The idea that we no longer need to rely solely on big hits (such as block-buster movies or best-selling books) to find profits; companies can also make money if they sell small amounts of items that only a few people want-if they sell enough different items
Evoked set
The alternatives a consumer knows about
Consideration set
The alternatives a consumer seriously considers
Knowledge structure
Refers to a set of beliefs and the way we organize these beliefs in our minds
Neuromarketing
Uses functional magnetic resonance imaging (or fMRI), a brain-scanning device that tracks blood flow as we perform mental tasks
Category exemplars
Brands that are particularly relevant examples of a broader classification
Evaluative criteria
The dimensions we use to judge the merits of competing options
Determinant attributes

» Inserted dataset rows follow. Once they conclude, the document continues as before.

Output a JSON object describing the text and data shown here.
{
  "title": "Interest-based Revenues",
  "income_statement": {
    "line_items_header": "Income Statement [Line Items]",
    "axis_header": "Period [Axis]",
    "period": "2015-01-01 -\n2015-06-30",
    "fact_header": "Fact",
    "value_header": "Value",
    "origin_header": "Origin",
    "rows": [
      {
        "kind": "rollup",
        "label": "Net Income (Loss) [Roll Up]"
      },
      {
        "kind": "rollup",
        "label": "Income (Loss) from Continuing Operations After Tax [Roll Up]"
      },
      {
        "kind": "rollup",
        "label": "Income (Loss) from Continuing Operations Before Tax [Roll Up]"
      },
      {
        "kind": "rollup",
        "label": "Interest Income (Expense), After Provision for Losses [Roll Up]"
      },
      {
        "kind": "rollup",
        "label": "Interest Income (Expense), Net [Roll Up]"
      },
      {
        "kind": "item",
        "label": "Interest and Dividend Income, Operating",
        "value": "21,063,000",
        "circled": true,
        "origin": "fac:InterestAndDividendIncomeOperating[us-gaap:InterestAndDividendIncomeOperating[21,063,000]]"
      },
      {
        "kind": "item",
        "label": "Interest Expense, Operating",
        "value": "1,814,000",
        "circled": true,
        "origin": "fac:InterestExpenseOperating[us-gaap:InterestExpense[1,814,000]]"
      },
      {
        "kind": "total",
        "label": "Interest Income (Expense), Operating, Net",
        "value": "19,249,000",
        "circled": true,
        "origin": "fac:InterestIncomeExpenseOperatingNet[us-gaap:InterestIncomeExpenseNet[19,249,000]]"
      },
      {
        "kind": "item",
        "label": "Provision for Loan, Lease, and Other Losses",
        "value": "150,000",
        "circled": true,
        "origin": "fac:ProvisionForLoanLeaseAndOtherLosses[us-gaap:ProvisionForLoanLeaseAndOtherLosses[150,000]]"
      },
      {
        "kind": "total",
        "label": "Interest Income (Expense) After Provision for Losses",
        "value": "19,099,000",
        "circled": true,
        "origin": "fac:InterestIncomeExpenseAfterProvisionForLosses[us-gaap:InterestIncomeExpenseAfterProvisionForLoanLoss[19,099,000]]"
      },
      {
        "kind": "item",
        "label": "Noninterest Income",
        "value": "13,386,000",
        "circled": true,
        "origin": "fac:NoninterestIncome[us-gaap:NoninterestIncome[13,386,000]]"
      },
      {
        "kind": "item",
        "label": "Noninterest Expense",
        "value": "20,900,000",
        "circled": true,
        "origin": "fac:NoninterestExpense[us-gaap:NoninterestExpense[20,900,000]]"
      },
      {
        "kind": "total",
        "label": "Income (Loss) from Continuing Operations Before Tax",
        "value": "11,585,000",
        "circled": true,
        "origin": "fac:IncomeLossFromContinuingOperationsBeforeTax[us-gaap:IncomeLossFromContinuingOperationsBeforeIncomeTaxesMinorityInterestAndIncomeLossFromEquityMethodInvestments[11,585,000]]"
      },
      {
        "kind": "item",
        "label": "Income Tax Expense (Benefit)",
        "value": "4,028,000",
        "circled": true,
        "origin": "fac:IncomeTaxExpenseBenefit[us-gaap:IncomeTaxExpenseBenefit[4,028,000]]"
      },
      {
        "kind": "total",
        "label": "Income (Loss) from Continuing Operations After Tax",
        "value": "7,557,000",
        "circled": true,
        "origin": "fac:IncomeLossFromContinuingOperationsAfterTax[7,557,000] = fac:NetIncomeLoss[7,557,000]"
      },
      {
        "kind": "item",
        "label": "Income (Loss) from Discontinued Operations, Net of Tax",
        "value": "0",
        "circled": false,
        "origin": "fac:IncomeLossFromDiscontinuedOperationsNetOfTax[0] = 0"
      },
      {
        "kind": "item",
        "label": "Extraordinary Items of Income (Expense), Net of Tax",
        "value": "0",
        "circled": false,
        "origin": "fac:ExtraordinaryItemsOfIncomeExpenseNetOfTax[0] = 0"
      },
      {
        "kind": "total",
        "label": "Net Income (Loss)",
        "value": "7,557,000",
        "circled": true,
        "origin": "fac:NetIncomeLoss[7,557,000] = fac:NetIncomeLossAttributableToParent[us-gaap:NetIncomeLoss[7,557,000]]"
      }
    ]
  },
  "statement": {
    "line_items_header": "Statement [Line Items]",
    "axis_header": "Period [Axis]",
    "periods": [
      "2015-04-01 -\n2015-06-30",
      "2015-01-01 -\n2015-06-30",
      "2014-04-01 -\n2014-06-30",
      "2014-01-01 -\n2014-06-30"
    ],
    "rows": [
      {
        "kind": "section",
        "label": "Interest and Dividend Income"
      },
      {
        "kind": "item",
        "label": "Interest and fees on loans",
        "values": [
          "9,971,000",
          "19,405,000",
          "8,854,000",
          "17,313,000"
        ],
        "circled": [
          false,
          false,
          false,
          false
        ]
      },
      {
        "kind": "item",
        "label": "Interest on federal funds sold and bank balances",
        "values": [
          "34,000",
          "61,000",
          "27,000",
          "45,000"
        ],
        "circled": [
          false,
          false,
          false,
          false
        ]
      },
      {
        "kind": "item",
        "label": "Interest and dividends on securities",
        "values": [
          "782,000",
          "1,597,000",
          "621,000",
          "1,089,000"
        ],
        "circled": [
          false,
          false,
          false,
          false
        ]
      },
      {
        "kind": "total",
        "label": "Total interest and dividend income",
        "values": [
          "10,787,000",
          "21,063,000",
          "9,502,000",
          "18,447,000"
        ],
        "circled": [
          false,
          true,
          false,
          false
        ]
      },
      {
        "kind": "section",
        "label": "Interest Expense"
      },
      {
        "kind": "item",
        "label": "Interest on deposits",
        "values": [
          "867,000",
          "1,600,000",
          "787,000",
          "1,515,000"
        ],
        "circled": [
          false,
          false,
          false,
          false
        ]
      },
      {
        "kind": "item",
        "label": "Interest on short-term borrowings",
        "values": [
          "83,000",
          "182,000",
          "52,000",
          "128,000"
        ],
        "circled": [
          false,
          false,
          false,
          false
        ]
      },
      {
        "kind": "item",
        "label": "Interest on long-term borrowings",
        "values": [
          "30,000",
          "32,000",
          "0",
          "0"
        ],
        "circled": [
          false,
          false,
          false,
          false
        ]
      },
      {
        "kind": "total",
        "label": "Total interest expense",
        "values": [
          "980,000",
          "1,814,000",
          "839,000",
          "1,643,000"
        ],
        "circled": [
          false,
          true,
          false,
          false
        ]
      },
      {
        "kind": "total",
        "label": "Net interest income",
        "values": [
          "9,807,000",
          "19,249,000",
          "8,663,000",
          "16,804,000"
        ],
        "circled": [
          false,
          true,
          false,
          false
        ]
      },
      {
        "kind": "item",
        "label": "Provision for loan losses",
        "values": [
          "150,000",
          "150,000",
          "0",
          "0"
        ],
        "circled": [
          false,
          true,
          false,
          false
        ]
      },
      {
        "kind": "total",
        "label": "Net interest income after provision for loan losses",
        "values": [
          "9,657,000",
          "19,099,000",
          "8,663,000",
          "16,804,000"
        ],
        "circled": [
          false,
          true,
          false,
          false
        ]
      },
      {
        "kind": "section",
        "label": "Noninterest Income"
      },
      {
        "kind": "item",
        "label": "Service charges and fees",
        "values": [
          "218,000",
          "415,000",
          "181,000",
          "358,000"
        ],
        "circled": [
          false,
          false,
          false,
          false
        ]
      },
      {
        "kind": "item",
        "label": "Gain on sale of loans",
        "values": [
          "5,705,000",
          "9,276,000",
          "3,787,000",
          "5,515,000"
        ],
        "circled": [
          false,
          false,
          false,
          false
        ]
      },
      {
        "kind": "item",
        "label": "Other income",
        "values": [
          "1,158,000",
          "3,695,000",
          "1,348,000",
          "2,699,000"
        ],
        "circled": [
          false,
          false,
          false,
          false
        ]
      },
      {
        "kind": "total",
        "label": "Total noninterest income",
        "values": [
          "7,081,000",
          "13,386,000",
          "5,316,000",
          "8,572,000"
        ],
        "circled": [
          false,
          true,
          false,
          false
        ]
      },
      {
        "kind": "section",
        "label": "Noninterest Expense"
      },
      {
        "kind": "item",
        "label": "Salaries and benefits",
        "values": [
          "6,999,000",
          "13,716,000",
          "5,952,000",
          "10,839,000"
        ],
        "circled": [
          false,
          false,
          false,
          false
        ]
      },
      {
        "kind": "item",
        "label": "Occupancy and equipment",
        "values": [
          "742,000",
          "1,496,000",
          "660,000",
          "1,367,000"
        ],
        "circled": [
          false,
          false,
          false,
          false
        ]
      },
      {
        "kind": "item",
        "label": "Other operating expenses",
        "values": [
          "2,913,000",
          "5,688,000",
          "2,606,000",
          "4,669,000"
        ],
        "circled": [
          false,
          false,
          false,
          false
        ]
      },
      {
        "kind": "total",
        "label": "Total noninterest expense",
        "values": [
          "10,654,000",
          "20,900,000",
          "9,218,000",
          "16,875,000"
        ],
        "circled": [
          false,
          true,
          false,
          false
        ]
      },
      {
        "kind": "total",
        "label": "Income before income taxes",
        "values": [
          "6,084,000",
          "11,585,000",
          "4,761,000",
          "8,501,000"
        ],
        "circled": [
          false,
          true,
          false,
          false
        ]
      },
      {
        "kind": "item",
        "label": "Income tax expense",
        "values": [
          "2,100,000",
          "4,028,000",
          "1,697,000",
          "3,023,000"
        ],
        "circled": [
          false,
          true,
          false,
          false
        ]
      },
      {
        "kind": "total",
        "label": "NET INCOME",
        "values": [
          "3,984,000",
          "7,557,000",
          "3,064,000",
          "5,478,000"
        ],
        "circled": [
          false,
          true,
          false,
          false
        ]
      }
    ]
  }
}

The features we actually use to differentiate among our choices
Noncompensatory rule
A rule that means that if an option doesn’t suit us on one dimension, we just reject it out of hand and move on to something else rather than think about how it might meet our needs in other ways
Feature creep
The tendency of manufacturers to add layers of complexity to products that make them harder to understand and use
Expectancy disconfirmation model
States that we form beliefs about product performance based on prior experience with the product and/or communications about the product that imply certain level of quality
Postpurchase evaluation
This occurs when we experience the product or service we selected and decide whether it meets (or maybe even exceeds) our expectations
Customer satisfaction/dissatisfaction (CS/D)
Our overall reactions to a product after we’ve bought it
Purchase momentum
Occurs when our initial impulse purchases actually increase the likelihood that we will buy even more (instead of less as we satisfy our needs)
Habitual decision making
Describes the choices we make with little or no conscious effort
Priming
Cues in the environment that make us more likely to react in a certain way even though we’re unaware of these influences
Nudge
A subtle change in a consumer’s environment that can change behavior
Default bias
Where we are more likely to comply with a requirement than to make the effort not to comply
Maximizing solution
The extensive cognitive decision strategies we use when we want to identify the best possible choice
Satisficing solution
A decision strategy that aims to yield an adequate solution (rather than the best solution) in order to reduce the costs of the decision-making process
Bounded rationality
A concept in behavioral economics that states since we rarely have the resources (especially the time) to weigh every possible factor into a decision, we settle for a solution that is just good enough
Framing
A concept in behavioral economics that the way a problem is posed to consumers (especially in terms of gains or losses) influences the decision they make
Behavioral economics
The study of the behavioral determinants of economic decisions
Mental accounting
A principle that states that decisions are influenced by the way a problem is posed
Prospect theory
Describes how people make choices; it defines utility in terms of gains and losses
Heuristics
The mental rules of thumb that lead to a speedy decision
Covariation
Our associations among events that may or may not actually influence one another
Ethnocentrism
Refers to the tendency to prefer products (or people) of one’s own culture to those of other countries
Emotional oracle effect
People who trusted their feelings were able to predict future events better than those who did not
Affect
The way a consumer feels about an attitude object
Lovemark
A passionate commitment to one brand
Sentiment analysis (opinion mining)
A process that scours the social media universe to collect and analyze the words people use when they describe a specific product or company
Word-phrase dictionary (library)
In sentiment analysis, a library that codes data so that the program can scan the text to identify whether the words in the dictionary appear